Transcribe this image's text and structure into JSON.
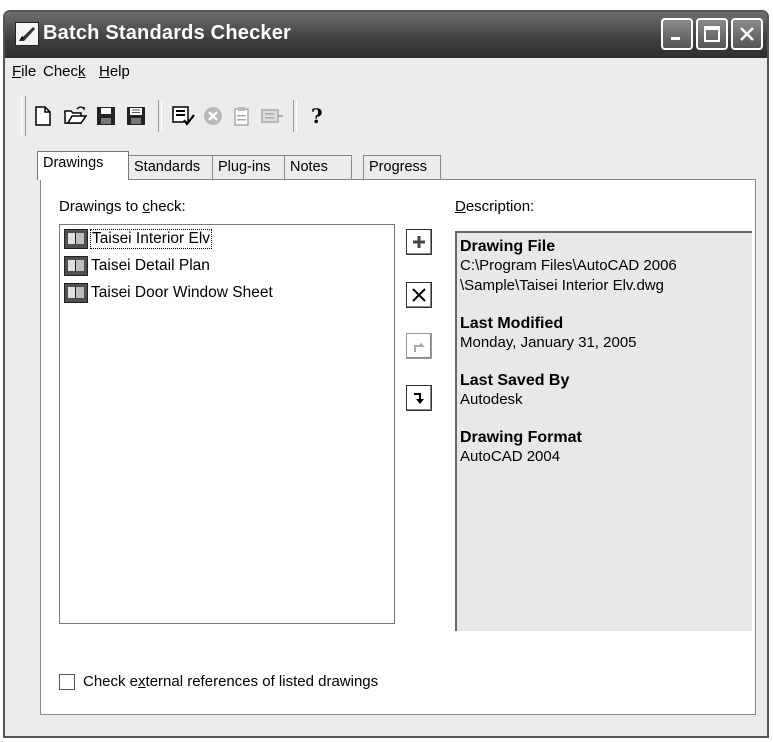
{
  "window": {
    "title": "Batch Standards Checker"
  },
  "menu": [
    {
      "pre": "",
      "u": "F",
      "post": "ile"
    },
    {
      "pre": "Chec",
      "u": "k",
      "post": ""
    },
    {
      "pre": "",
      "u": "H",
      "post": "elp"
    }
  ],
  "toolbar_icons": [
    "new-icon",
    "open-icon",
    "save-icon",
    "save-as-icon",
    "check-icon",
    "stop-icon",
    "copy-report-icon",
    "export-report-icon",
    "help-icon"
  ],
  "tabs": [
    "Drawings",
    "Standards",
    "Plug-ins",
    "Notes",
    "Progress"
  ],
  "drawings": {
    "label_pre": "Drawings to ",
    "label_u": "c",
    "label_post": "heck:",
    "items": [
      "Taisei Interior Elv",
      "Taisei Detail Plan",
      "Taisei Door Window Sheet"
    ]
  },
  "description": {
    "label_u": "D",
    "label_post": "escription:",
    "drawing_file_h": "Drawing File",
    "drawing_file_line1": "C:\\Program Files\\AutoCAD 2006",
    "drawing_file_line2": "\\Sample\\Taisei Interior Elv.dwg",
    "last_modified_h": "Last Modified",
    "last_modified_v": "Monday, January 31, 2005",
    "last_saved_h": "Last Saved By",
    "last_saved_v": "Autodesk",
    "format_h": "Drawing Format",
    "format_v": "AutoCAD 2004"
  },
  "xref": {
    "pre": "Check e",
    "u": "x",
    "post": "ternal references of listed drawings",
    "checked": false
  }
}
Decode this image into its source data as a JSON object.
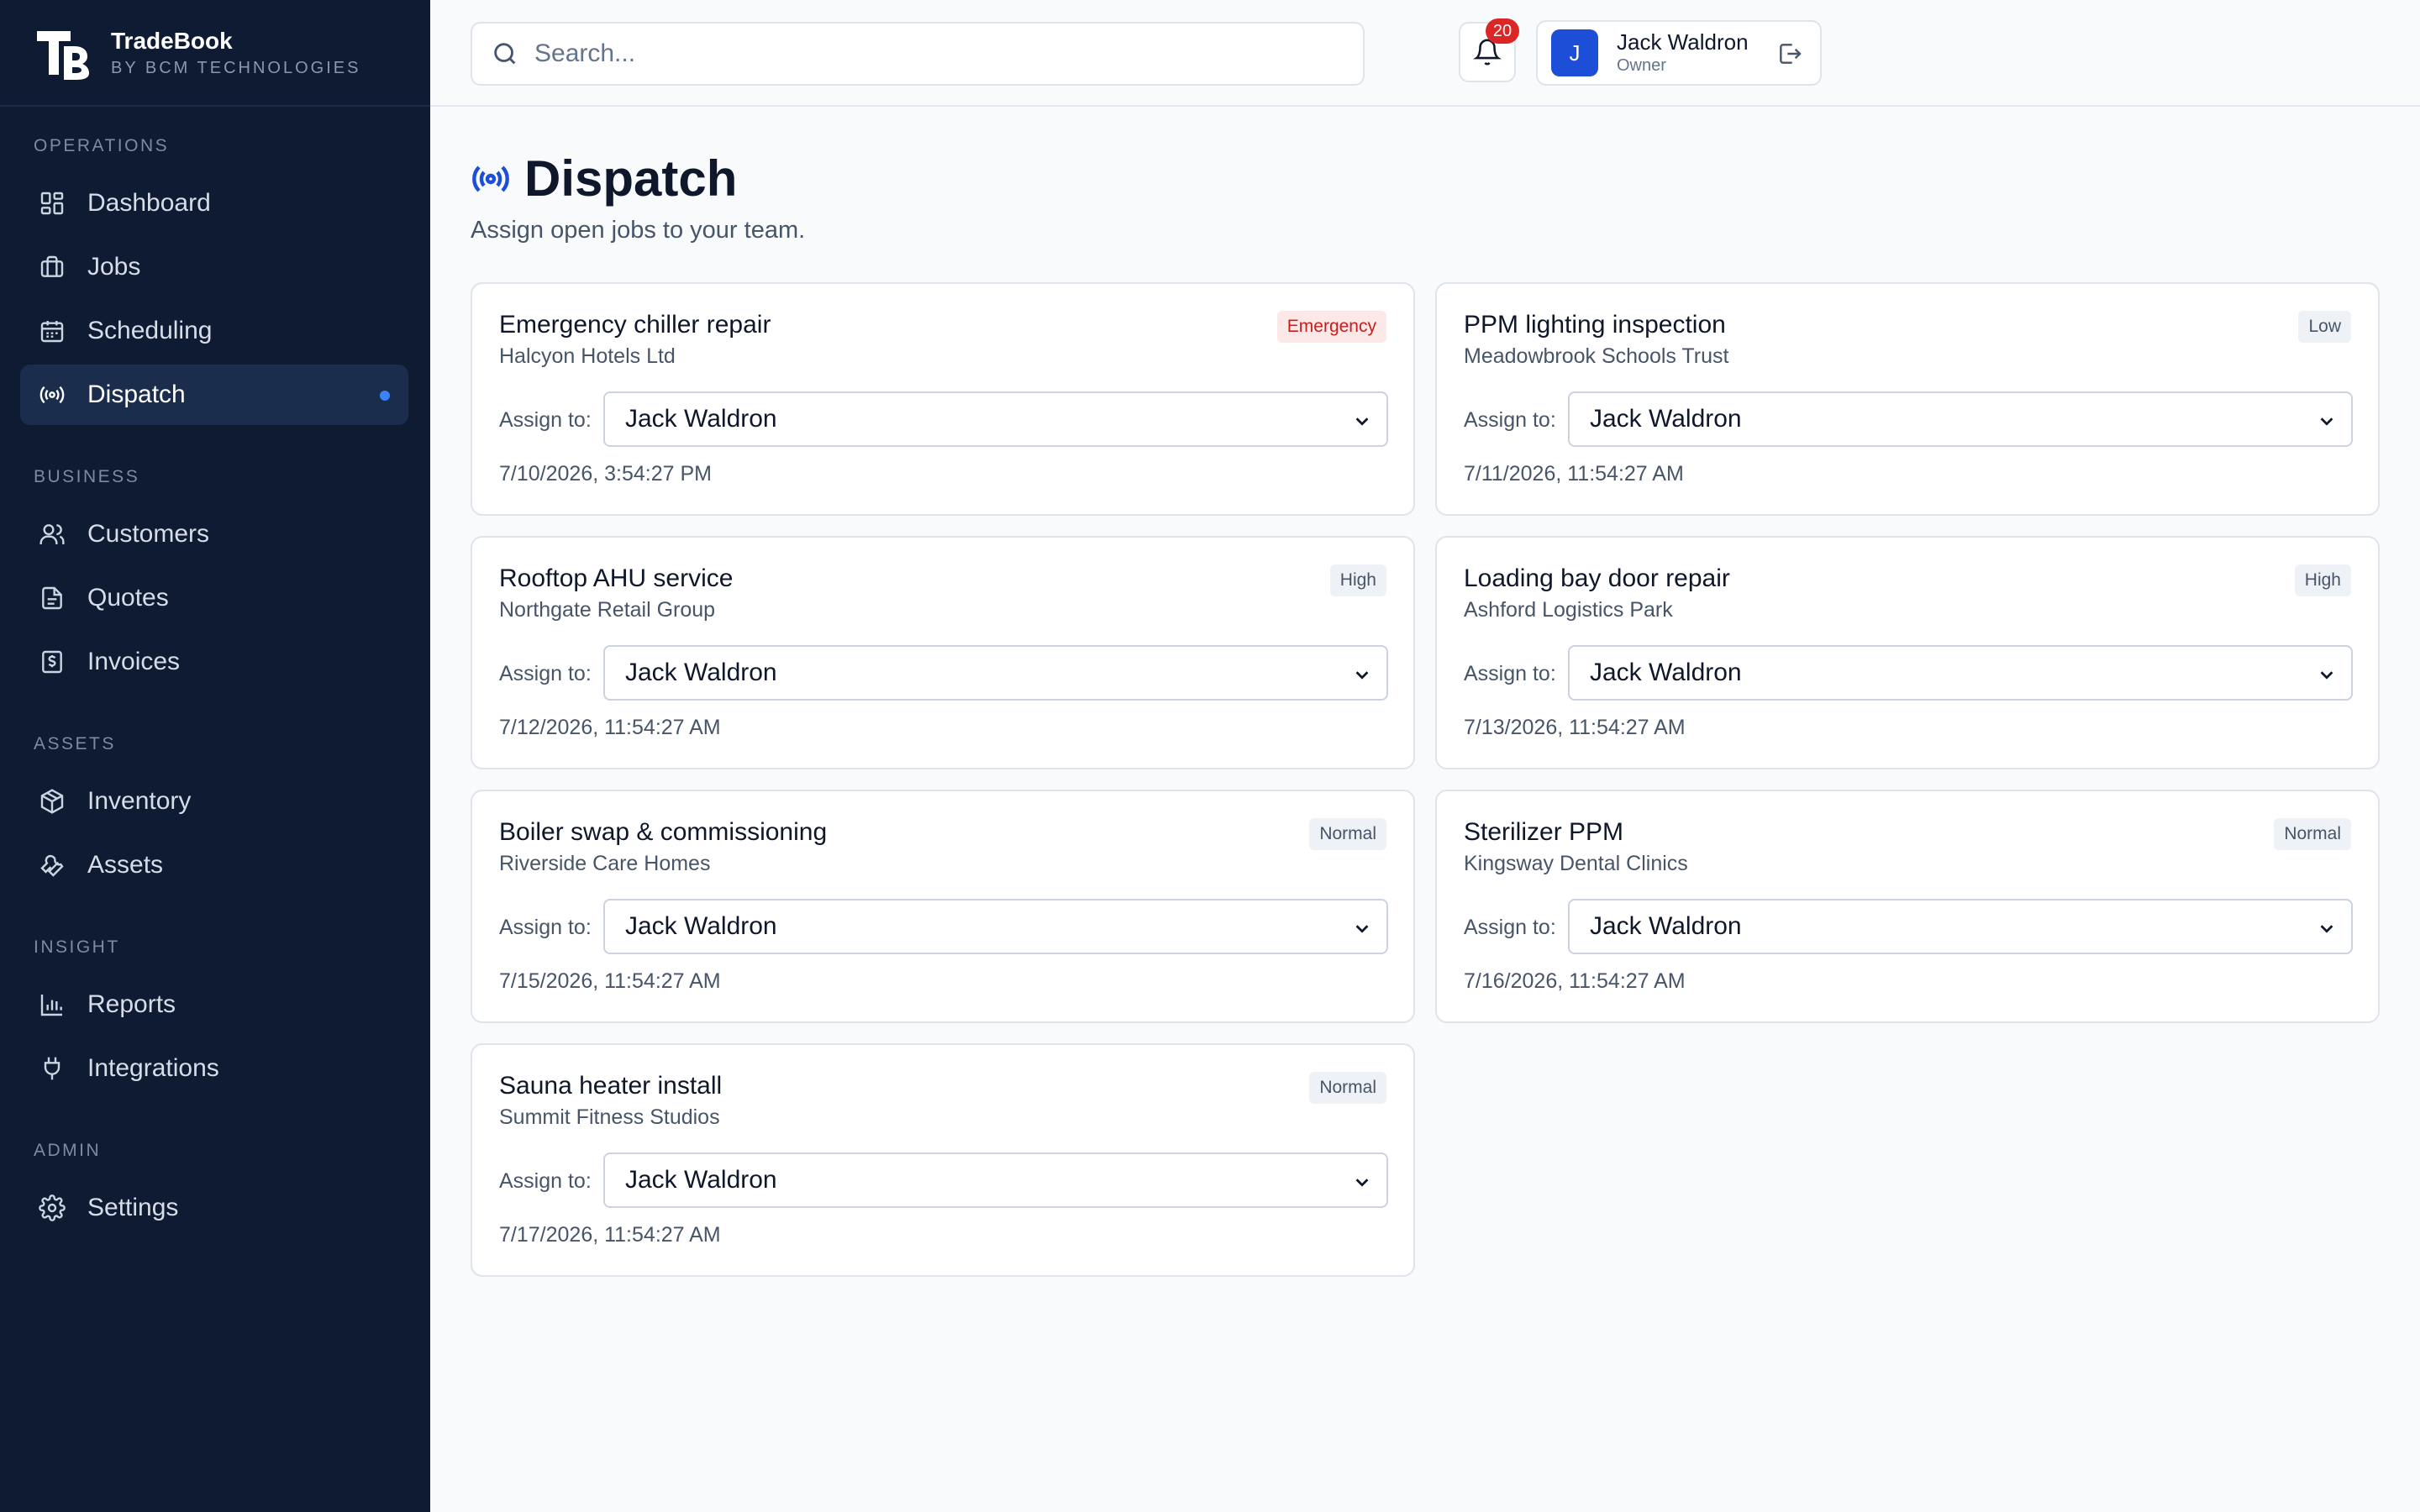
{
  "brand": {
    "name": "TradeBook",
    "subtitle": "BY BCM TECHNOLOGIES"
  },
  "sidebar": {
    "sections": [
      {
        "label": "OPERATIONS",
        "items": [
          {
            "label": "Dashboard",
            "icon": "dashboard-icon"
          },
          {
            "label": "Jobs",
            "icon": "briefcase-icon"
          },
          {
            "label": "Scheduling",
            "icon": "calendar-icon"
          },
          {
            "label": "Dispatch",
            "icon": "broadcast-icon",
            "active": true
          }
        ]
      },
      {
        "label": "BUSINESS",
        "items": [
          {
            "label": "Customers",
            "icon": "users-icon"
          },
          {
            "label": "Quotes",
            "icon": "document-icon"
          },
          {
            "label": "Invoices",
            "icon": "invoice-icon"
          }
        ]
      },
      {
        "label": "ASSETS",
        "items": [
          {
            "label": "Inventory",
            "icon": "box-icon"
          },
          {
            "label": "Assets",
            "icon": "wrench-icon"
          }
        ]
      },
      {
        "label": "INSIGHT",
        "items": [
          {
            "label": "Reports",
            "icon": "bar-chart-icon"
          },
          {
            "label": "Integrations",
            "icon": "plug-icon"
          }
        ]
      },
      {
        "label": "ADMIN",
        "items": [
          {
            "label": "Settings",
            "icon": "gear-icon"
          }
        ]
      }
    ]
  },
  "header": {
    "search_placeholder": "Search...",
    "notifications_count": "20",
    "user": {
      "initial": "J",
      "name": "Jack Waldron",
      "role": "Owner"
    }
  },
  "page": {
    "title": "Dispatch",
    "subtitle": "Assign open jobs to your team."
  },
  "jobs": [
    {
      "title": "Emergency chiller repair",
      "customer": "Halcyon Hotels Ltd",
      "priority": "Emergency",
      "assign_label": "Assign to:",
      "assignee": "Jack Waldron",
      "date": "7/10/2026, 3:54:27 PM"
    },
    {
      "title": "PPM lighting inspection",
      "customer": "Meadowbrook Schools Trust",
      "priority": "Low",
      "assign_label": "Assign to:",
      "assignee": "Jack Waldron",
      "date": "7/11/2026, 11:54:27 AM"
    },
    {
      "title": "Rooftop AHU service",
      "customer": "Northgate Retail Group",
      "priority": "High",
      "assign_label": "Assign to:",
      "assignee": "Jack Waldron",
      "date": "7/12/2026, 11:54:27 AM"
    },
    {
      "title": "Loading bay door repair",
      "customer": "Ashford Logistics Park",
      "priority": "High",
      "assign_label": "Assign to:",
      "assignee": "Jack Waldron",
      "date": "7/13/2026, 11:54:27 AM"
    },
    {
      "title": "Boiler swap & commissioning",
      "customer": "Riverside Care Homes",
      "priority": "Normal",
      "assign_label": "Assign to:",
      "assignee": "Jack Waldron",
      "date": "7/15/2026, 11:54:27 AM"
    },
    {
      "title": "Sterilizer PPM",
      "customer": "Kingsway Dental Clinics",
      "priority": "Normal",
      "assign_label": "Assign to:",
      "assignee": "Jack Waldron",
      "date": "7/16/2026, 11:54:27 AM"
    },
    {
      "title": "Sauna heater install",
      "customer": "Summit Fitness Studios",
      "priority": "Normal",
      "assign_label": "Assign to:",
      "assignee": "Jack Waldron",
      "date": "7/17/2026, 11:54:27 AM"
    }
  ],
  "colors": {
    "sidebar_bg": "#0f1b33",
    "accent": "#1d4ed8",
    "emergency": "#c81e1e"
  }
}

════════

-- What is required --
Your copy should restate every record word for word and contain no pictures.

-- Solution below --
Transcribe this image's text and structure into JSON.
{
  "window": {
    "title": "Batch Standards Checker"
  },
  "menu": [
    {
      "pre": "",
      "u": "F",
      "post": "ile"
    },
    {
      "pre": "Chec",
      "u": "k",
      "post": ""
    },
    {
      "pre": "",
      "u": "H",
      "post": "elp"
    }
  ],
  "toolbar_icons": [
    "new-icon",
    "open-icon",
    "save-icon",
    "save-as-icon",
    "check-icon",
    "stop-icon",
    "copy-report-icon",
    "export-report-icon",
    "help-icon"
  ],
  "tabs": [
    "Drawings",
    "Standards",
    "Plug-ins",
    "Notes",
    "Progress"
  ],
  "drawings": {
    "label_pre": "Drawings to ",
    "label_u": "c",
    "label_post": "heck:",
    "items": [
      "Taisei Interior Elv",
      "Taisei Detail Plan",
      "Taisei Door Window Sheet"
    ]
  },
  "description": {
    "label_u": "D",
    "label_post": "escription:",
    "drawing_file_h": "Drawing File",
    "drawing_file_line1": "C:\\Program Files\\AutoCAD 2006",
    "drawing_file_line2": "\\Sample\\Taisei Interior Elv.dwg",
    "last_modified_h": "Last Modified",
    "last_modified_v": "Monday, January 31, 2005",
    "last_saved_h": "Last Saved By",
    "last_saved_v": "Autodesk",
    "format_h": "Drawing Format",
    "format_v": "AutoCAD 2004"
  },
  "xref": {
    "pre": "Check e",
    "u": "x",
    "post": "ternal references of listed drawings",
    "checked": false
  }
}
Decode this image into its source data as a JSON object.
{
  "brand": {
    "name": "TradeBook",
    "subtitle": "BY BCM TECHNOLOGIES"
  },
  "sidebar": {
    "sections": [
      {
        "label": "OPERATIONS",
        "items": [
          {
            "label": "Dashboard",
            "icon": "dashboard-icon"
          },
          {
            "label": "Jobs",
            "icon": "briefcase-icon"
          },
          {
            "label": "Scheduling",
            "icon": "calendar-icon"
          },
          {
            "label": "Dispatch",
            "icon": "broadcast-icon",
            "active": true
          }
        ]
      },
      {
        "label": "BUSINESS",
        "items": [
          {
            "label": "Customers",
            "icon": "users-icon"
          },
          {
            "label": "Quotes",
            "icon": "document-icon"
          },
          {
            "label": "Invoices",
            "icon": "invoice-icon"
          }
        ]
      },
      {
        "label": "ASSETS",
        "items": [
          {
            "label": "Inventory",
            "icon": "box-icon"
          },
          {
            "label": "Assets",
            "icon": "wrench-icon"
          }
        ]
      },
      {
        "label": "INSIGHT",
        "items": [
          {
            "label": "Reports",
            "icon": "bar-chart-icon"
          },
          {
            "label": "Integrations",
            "icon": "plug-icon"
          }
        ]
      },
      {
        "label": "ADMIN",
        "items": [
          {
            "label": "Settings",
            "icon": "gear-icon"
          }
        ]
      }
    ]
  },
  "header": {
    "search_placeholder": "Search...",
    "notifications_count": "20",
    "user": {
      "initial": "J",
      "name": "Jack Waldron",
      "role": "Owner"
    }
  },
  "page": {
    "title": "Dispatch",
    "subtitle": "Assign open jobs to your team."
  },
  "jobs": [
    {
      "title": "Emergency chiller repair",
      "customer": "Halcyon Hotels Ltd",
      "priority": "Emergency",
      "assign_label": "Assign to:",
      "assignee": "Jack Waldron",
      "date": "7/10/2026, 3:54:27 PM"
    },
    {
      "title": "PPM lighting inspection",
      "customer": "Meadowbrook Schools Trust",
      "priority": "Low",
      "assign_label": "Assign to:",
      "assignee": "Jack Waldron",
      "date": "7/11/2026, 11:54:27 AM"
    },
    {
      "title": "Rooftop AHU service",
      "customer": "Northgate Retail Group",
      "priority": "High",
      "assign_label": "Assign to:",
      "assignee": "Jack Waldron",
      "date": "7/12/2026, 11:54:27 AM"
    },
    {
      "title": "Loading bay door repair",
      "customer": "Ashford Logistics Park",
      "priority": "High",
      "assign_label": "Assign to:",
      "assignee": "Jack Waldron",
      "date": "7/13/2026, 11:54:27 AM"
    },
    {
      "title": "Boiler swap & commissioning",
      "customer": "Riverside Care Homes",
      "priority": "Normal",
      "assign_label": "Assign to:",
      "assignee": "Jack Waldron",
      "date": "7/15/2026, 11:54:27 AM"
    },
    {
      "title": "Sterilizer PPM",
      "customer": "Kingsway Dental Clinics",
      "priority": "Normal",
      "assign_label": "Assign to:",
      "assignee": "Jack Waldron",
      "date": "7/16/2026, 11:54:27 AM"
    },
    {
      "title": "Sauna heater install",
      "customer": "Summit Fitness Studios",
      "priority": "Normal",
      "assign_label": "Assign to:",
      "assignee": "Jack Waldron",
      "date": "7/17/2026, 11:54:27 AM"
    }
  ],
  "colors": {
    "sidebar_bg": "#0f1b33",
    "accent": "#1d4ed8",
    "emergency": "#c81e1e"
  }
}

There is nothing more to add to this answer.